Break the bank is an idiom. We will examine the meaning of the common idiom break the bank, where it came from, and some examples of its idiomatic usage in sentences.
Break the bank means to exhaust one’s economic resources or to be financially ruined. The expression break the bank is often used in the negative to mean something is not expensive; for example, one may say that buying a modestly priced item will not break the bank. The earliest meaning of break the bank applied to gambling. In gambling, breaking the bank means winning more money than the establishment can pay out. The phrase break the bank came into use during late 1600s-early 1700s. Related phrases are breaks the bank, broke the bank, broken the bank, breaking the bank.
Babies cost money but, if you plan right, they needn’t break the bank. (Irish Times)
To all parents: Don’t break the bank to send your kids to their dream school (USA Today)

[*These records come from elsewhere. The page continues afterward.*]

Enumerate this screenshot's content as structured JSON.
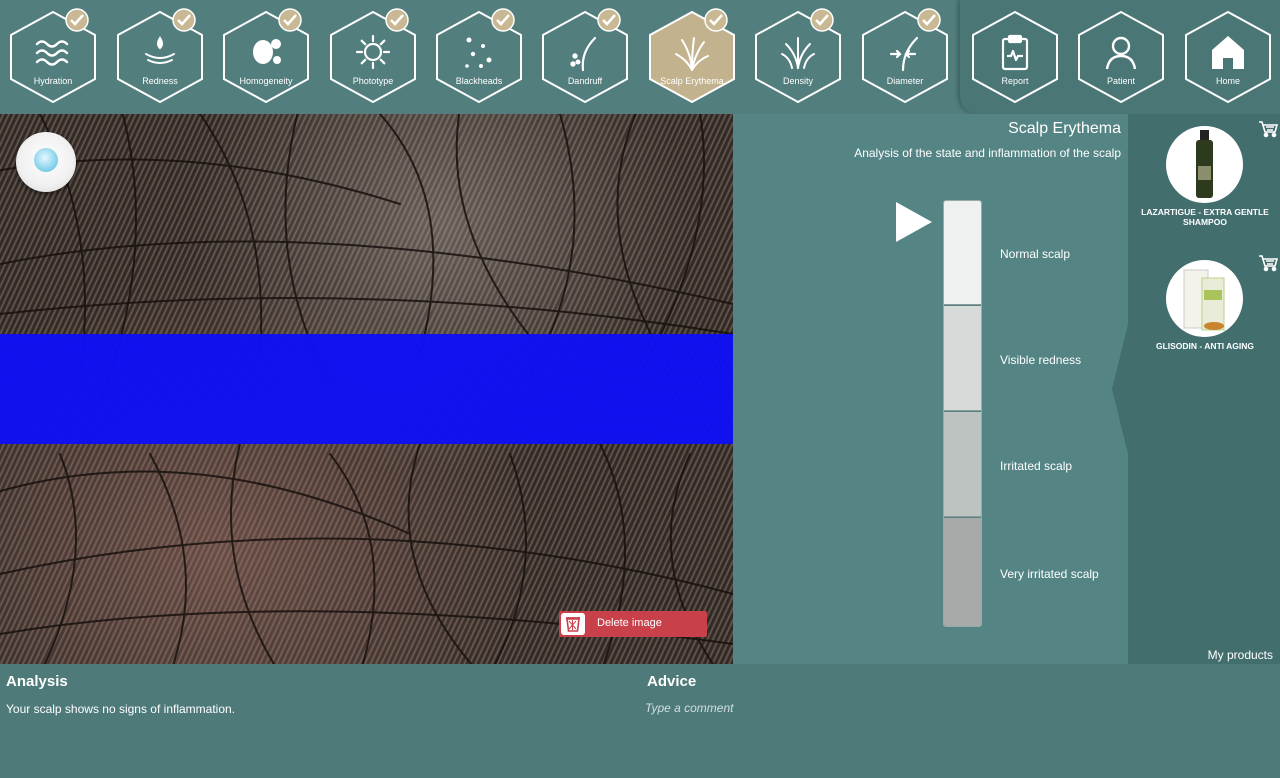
{
  "nav": {
    "items": [
      {
        "label": "Hydration",
        "icon": "waves-icon",
        "checked": true,
        "active": false
      },
      {
        "label": "Redness",
        "icon": "redness-icon",
        "checked": true,
        "active": false
      },
      {
        "label": "Homogeneity",
        "icon": "blobs-icon",
        "checked": true,
        "active": false
      },
      {
        "label": "Phototype",
        "icon": "sun-icon",
        "checked": true,
        "active": false
      },
      {
        "label": "Blackheads",
        "icon": "dots-icon",
        "checked": true,
        "active": false
      },
      {
        "label": "Dandruff",
        "icon": "hair-flakes-icon",
        "checked": true,
        "active": false
      },
      {
        "label": "Scalp Erythema",
        "icon": "hair-tuft-icon",
        "checked": true,
        "active": true
      },
      {
        "label": "Density",
        "icon": "grass-icon",
        "checked": true,
        "active": false
      },
      {
        "label": "Diameter",
        "icon": "hair-diameter-icon",
        "checked": true,
        "active": false
      }
    ],
    "right_items": [
      {
        "label": "Report",
        "icon": "clipboard-icon"
      },
      {
        "label": "Patient",
        "icon": "user-icon"
      },
      {
        "label": "Home",
        "icon": "home-icon"
      }
    ]
  },
  "image": {
    "delete_label": "Delete image",
    "drop_icon": "water-drop-icon"
  },
  "panel": {
    "title": "Scalp Erythema",
    "subtitle": "Analysis of the state and inflammation of the scalp",
    "scale": [
      {
        "label": "Normal scalp",
        "color": "#eef1ef"
      },
      {
        "label": "Visible redness",
        "color": "#d6dbd9"
      },
      {
        "label": "Irritated scalp",
        "color": "#bcc3c0"
      },
      {
        "label": "Very irritated scalp",
        "color": "#a6aaa9"
      }
    ],
    "selected_level": 0
  },
  "products": {
    "items": [
      {
        "name": "LAZARTIGUE  -  EXTRA GENTLE SHAMPOO"
      },
      {
        "name": "GLISODIN  -  ANTI AGING"
      }
    ],
    "my_products_label": "My products"
  },
  "bottom": {
    "analysis_heading": "Analysis",
    "analysis_text": "Your scalp shows no signs of inflammation.",
    "advice_heading": "Advice",
    "advice_placeholder": "Type a comment"
  },
  "colors": {
    "accent_active": "#c2b28e",
    "delete": "#c8404a",
    "band": "#1010f5"
  }
}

“The issue was finding a pretty patch of land that wouldn’t break the bank and was within an hour or so drive of a city with a decent music scene,” says Volkaert. (Roanoker Magazine)